## [Information given]

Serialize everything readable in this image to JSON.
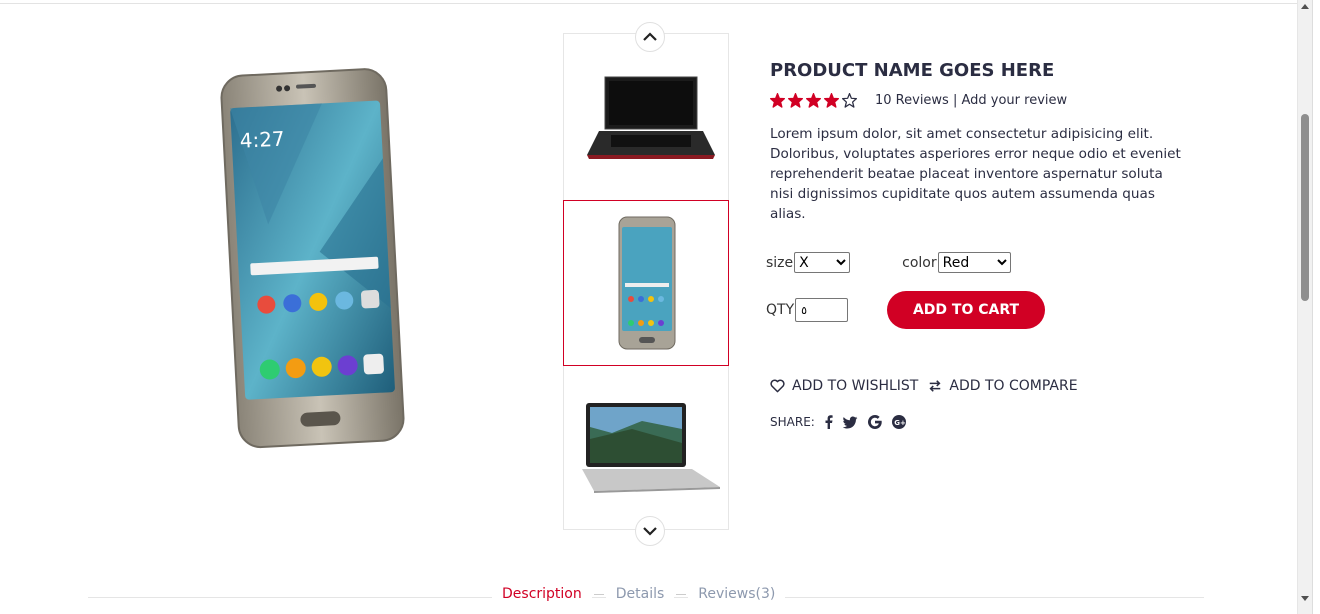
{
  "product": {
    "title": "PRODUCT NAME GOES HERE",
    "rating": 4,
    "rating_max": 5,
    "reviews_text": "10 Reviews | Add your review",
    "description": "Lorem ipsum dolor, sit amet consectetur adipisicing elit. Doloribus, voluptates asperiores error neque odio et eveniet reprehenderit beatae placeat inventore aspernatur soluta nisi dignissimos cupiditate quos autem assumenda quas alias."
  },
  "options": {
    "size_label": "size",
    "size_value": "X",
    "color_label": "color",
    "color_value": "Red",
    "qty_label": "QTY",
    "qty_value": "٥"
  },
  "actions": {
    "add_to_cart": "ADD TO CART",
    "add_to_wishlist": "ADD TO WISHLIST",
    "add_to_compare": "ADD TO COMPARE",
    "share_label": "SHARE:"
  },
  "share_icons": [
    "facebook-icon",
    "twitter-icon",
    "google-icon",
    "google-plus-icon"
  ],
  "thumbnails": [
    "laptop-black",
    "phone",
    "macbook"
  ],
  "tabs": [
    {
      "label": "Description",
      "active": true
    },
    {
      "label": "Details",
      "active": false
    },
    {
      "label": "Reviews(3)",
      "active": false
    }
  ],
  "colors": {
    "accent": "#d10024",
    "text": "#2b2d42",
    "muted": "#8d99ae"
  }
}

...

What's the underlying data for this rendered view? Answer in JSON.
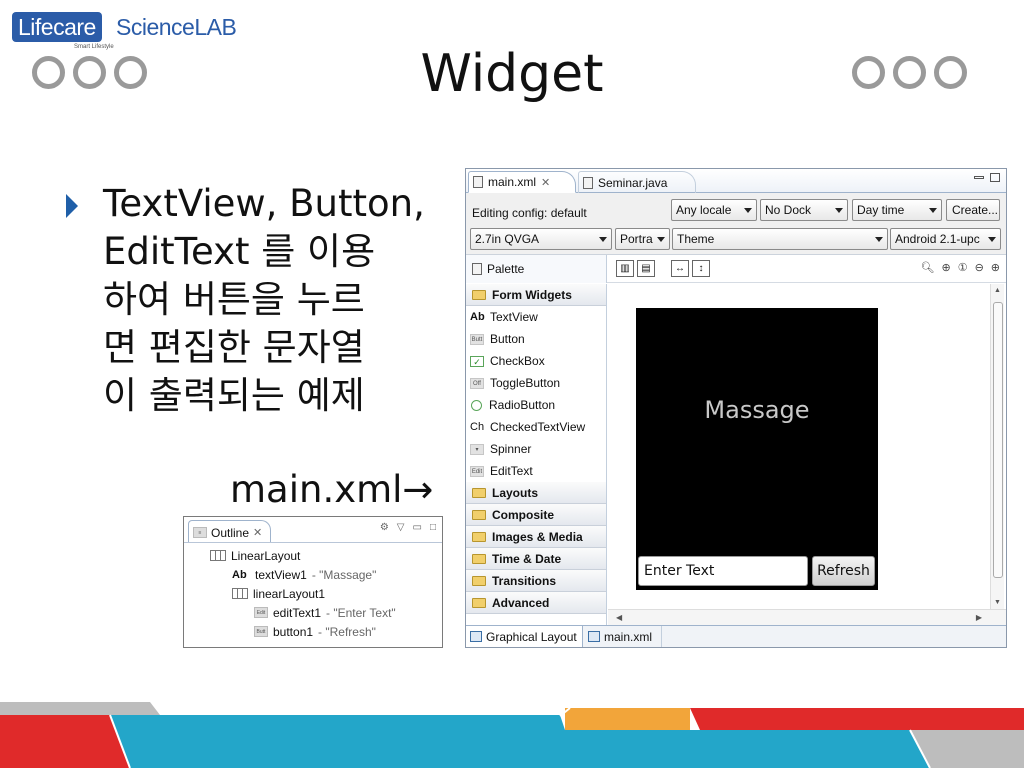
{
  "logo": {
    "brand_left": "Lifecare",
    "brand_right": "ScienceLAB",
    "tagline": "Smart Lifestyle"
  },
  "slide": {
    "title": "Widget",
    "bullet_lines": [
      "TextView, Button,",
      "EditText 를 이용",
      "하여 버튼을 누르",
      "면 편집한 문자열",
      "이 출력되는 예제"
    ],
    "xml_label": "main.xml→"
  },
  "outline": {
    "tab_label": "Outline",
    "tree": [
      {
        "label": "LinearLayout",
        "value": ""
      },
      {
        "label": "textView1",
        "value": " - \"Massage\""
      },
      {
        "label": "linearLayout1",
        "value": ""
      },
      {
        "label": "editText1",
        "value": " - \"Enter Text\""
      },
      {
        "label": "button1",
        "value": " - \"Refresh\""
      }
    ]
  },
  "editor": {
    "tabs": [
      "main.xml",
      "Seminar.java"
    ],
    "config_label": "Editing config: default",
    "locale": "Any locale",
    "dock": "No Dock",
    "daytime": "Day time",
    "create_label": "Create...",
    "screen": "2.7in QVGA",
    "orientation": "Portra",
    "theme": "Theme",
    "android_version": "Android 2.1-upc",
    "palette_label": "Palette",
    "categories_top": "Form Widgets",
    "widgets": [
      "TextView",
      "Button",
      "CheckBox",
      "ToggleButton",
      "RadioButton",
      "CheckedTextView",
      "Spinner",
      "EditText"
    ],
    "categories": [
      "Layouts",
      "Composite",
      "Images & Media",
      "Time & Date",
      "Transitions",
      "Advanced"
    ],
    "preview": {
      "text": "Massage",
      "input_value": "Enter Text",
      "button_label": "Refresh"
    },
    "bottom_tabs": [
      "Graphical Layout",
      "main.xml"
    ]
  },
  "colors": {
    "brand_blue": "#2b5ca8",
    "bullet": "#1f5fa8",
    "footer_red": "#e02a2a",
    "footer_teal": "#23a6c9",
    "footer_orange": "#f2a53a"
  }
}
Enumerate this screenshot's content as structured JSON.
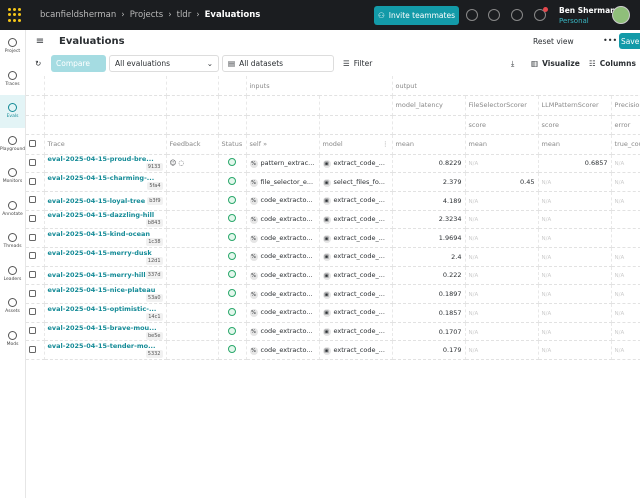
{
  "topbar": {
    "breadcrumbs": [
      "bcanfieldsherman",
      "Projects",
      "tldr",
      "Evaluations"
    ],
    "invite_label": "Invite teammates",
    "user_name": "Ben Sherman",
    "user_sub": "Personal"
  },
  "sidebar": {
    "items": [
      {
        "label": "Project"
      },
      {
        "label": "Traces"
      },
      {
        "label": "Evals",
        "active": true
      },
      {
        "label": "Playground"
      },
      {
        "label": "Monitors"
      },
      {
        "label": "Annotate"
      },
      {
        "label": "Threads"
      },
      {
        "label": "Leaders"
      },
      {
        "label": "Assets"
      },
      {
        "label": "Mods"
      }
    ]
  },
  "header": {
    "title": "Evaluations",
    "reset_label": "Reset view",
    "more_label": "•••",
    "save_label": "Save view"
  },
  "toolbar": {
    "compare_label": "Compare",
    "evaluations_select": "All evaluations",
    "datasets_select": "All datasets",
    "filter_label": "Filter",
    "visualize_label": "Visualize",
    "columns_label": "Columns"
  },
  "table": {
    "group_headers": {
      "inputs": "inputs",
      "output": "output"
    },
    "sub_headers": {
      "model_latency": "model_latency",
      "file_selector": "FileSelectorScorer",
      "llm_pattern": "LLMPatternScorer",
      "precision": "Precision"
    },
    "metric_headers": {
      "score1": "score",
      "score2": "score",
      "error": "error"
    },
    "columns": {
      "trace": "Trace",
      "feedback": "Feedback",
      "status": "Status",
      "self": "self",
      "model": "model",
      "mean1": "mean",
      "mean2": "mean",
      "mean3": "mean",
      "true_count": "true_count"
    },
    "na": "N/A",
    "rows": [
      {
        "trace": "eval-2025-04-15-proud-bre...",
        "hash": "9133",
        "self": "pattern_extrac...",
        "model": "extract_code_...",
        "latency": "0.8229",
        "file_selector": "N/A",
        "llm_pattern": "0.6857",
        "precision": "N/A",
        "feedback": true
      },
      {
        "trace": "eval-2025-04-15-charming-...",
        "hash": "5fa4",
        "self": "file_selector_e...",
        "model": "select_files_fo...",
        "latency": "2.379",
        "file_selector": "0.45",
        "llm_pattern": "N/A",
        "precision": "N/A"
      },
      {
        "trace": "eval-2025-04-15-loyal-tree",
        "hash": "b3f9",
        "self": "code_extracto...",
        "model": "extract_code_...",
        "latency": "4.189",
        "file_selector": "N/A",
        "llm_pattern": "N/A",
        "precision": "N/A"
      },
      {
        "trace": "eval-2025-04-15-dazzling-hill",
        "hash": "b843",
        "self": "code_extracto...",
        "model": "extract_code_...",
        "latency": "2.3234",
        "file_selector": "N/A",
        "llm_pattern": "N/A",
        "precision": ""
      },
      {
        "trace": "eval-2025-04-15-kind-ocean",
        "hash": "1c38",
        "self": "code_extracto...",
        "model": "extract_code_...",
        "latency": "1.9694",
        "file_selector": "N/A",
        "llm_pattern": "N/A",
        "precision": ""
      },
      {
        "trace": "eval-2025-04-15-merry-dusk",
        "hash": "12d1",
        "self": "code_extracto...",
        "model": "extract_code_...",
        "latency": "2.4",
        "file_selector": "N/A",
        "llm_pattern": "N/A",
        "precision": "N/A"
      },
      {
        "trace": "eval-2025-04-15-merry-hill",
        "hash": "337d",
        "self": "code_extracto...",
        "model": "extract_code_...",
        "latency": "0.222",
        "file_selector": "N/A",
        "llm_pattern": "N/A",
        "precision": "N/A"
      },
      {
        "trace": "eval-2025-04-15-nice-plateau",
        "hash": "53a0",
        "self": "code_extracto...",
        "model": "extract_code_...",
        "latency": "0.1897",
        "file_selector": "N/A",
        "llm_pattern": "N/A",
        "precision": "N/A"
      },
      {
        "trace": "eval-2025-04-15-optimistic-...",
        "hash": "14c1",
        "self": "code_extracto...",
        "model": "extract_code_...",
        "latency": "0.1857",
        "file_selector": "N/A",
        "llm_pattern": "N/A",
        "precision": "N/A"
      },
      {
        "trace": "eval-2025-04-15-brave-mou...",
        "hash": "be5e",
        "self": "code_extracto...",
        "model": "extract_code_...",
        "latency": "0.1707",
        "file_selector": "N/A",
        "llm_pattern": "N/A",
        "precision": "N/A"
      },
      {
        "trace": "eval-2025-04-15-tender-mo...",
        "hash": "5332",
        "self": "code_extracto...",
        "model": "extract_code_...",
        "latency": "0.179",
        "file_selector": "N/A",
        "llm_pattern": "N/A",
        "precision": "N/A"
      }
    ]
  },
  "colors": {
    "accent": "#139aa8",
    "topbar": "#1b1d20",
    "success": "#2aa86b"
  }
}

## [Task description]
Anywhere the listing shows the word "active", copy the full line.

## [Written solution]
      "active": true
      "active": false
      "active": false
        "active": true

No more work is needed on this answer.